Restate the entries word for word, omitting nothing.

===== Supplied entries

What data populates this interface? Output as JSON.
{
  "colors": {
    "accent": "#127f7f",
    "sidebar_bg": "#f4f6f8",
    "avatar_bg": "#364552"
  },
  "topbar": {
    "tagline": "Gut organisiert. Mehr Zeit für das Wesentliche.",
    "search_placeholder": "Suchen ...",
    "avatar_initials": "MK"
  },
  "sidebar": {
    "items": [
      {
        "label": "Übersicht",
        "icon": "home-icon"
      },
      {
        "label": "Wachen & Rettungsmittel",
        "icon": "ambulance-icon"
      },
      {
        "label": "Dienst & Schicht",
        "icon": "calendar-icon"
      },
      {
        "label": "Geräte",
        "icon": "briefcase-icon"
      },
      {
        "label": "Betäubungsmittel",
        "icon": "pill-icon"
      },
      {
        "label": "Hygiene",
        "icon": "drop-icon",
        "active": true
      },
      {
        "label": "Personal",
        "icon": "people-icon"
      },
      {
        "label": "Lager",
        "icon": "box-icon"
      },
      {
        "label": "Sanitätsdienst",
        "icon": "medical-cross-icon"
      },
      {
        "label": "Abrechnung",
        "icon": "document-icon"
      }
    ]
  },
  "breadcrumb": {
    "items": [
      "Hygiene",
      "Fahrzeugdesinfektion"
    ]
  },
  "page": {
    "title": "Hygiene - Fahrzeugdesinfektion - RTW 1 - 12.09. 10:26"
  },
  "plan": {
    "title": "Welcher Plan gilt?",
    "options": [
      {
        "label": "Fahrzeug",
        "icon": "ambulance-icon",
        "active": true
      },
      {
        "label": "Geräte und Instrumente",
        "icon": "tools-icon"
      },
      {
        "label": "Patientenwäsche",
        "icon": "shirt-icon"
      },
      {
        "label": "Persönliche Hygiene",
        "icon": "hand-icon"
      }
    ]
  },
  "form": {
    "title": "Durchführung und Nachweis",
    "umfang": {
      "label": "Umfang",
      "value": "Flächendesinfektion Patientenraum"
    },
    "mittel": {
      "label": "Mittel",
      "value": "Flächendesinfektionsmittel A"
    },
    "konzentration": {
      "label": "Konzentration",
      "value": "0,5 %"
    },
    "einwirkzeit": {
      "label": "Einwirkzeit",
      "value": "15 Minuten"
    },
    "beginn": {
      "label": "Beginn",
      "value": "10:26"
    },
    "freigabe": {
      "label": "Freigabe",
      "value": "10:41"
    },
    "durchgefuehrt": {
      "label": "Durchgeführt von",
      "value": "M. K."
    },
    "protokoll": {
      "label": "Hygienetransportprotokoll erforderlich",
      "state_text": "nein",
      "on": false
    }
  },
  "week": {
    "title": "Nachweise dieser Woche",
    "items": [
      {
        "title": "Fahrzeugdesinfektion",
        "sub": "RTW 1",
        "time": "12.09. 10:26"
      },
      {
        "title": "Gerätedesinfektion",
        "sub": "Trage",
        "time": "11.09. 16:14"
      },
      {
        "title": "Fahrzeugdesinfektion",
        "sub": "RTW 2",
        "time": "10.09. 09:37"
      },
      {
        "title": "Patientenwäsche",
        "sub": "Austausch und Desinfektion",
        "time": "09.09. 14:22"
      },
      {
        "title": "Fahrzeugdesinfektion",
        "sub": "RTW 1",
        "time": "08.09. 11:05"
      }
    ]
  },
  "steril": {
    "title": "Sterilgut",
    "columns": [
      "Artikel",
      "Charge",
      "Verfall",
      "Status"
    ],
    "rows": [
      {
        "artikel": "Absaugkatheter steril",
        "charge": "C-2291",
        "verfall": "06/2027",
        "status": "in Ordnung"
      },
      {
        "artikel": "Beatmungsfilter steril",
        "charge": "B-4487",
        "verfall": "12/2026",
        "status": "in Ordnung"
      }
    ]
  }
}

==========

* **Answer below**:
What data populates this interface? Output as JSON.
{
  "colors": {
    "accent": "#127f7f",
    "sidebar_bg": "#f4f6f8",
    "avatar_bg": "#364552"
  },
  "topbar": {
    "tagline": "Gut organisiert. Mehr Zeit für das Wesentliche.",
    "search_placeholder": "Suchen ...",
    "avatar_initials": "MK"
  },
  "sidebar": {
    "items": [
      {
        "label": "Übersicht",
        "icon": "home-icon"
      },
      {
        "label": "Wachen & Rettungsmittel",
        "icon": "ambulance-icon"
      },
      {
        "label": "Dienst & Schicht",
        "icon": "calendar-icon"
      },
      {
        "label": "Geräte",
        "icon": "briefcase-icon"
      },
      {
        "label": "Betäubungsmittel",
        "icon": "pill-icon"
      },
      {
        "label": "Hygiene",
        "icon": "drop-icon",
        "active": true
      },
      {
        "label": "Personal",
        "icon": "people-icon"
      },
      {
        "label": "Lager",
        "icon": "box-icon"
      },
      {
        "label": "Sanitätsdienst",
        "icon": "medical-cross-icon"
      },
      {
        "label": "Abrechnung",
        "icon": "document-icon"
      }
    ]
  },
  "breadcrumb": {
    "items": [
      "Hygiene",
      "Fahrzeugdesinfektion"
    ]
  },
  "page": {
    "title": "Hygiene - Fahrzeugdesinfektion - RTW 1 - 12.09. 10:26"
  },
  "plan": {
    "title": "Welcher Plan gilt?",
    "options": [
      {
        "label": "Fahrzeug",
        "icon": "ambulance-icon",
        "active": true
      },
      {
        "label": "Geräte und Instrumente",
        "icon": "tools-icon"
      },
      {
        "label": "Patientenwäsche",
        "icon": "shirt-icon"
      },
      {
        "label": "Persönliche Hygiene",
        "icon": "hand-icon"
      }
    ]
  },
  "form": {
    "title": "Durchführung und Nachweis",
    "umfang": {
      "label": "Umfang",
      "value": "Flächendesinfektion Patientenraum"
    },
    "mittel": {
      "label": "Mittel",
      "value": "Flächendesinfektionsmittel A"
    },
    "konzentration": {
      "label": "Konzentration",
      "value": "0,5 %"
    },
    "einwirkzeit": {
      "label": "Einwirkzeit",
      "value": "15 Minuten"
    },
    "beginn": {
      "label": "Beginn",
      "value": "10:26"
    },
    "freigabe": {
      "label": "Freigabe",
      "value": "10:41"
    },
    "durchgefuehrt": {
      "label": "Durchgeführt von",
      "value": "M. K."
    },
    "protokoll": {
      "label": "Hygienetransportprotokoll erforderlich",
      "state_text": "nein",
      "on": false
    }
  },
  "week": {
    "title": "Nachweise dieser Woche",
    "items": [
      {
        "title": "Fahrzeugdesinfektion",
        "sub": "RTW 1",
        "time": "12.09. 10:26"
      },
      {
        "title": "Gerätedesinfektion",
        "sub": "Trage",
        "time": "11.09. 16:14"
      },
      {
        "title": "Fahrzeugdesinfektion",
        "sub": "RTW 2",
        "time": "10.09. 09:37"
      },
      {
        "title": "Patientenwäsche",
        "sub": "Austausch und Desinfektion",
        "time": "09.09. 14:22"
      },
      {
        "title": "Fahrzeugdesinfektion",
        "sub": "RTW 1",
        "time": "08.09. 11:05"
      }
    ]
  },
  "steril": {
    "title": "Sterilgut",
    "columns": [
      "Artikel",
      "Charge",
      "Verfall",
      "Status"
    ],
    "rows": [
      {
        "artikel": "Absaugkatheter steril",
        "charge": "C-2291",
        "verfall": "06/2027",
        "status": "in Ordnung"
      },
      {
        "artikel": "Beatmungsfilter steril",
        "charge": "B-4487",
        "verfall": "12/2026",
        "status": "in Ordnung"
      }
    ]
  }
}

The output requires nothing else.